Problem to solve: Each entry listed below should be reproduced word for word.

■ ■ ■ ■ ■

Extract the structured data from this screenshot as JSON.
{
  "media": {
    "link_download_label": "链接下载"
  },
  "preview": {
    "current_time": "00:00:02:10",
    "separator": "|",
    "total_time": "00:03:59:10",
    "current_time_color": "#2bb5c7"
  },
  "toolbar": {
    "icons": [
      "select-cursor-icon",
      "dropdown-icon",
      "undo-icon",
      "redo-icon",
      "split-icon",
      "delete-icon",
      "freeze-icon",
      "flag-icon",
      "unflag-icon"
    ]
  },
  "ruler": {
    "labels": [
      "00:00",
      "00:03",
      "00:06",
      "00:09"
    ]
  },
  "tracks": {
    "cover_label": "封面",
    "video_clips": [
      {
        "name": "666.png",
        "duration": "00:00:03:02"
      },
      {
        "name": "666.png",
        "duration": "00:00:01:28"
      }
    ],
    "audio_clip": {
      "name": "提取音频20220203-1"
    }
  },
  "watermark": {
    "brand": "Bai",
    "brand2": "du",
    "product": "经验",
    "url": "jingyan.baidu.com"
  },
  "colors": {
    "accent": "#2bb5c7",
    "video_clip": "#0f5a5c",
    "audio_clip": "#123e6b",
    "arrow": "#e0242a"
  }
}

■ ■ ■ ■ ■

Response to the task:
Extract the structured data from this screenshot as JSON.
{
  "media": {
    "link_download_label": "链接下载"
  },
  "preview": {
    "current_time": "00:00:02:10",
    "separator": "|",
    "total_time": "00:03:59:10",
    "current_time_color": "#2bb5c7"
  },
  "toolbar": {
    "icons": [
      "select-cursor-icon",
      "dropdown-icon",
      "undo-icon",
      "redo-icon",
      "split-icon",
      "delete-icon",
      "freeze-icon",
      "flag-icon",
      "unflag-icon"
    ]
  },
  "ruler": {
    "labels": [
      "00:00",
      "00:03",
      "00:06",
      "00:09"
    ]
  },
  "tracks": {
    "cover_label": "封面",
    "video_clips": [
      {
        "name": "666.png",
        "duration": "00:00:03:02"
      },
      {
        "name": "666.png",
        "duration": "00:00:01:28"
      }
    ],
    "audio_clip": {
      "name": "提取音频20220203-1"
    }
  },
  "watermark": {
    "brand": "Bai",
    "brand2": "du",
    "product": "经验",
    "url": "jingyan.baidu.com"
  },
  "colors": {
    "accent": "#2bb5c7",
    "video_clip": "#0f5a5c",
    "audio_clip": "#123e6b",
    "arrow": "#e0242a"
  }
}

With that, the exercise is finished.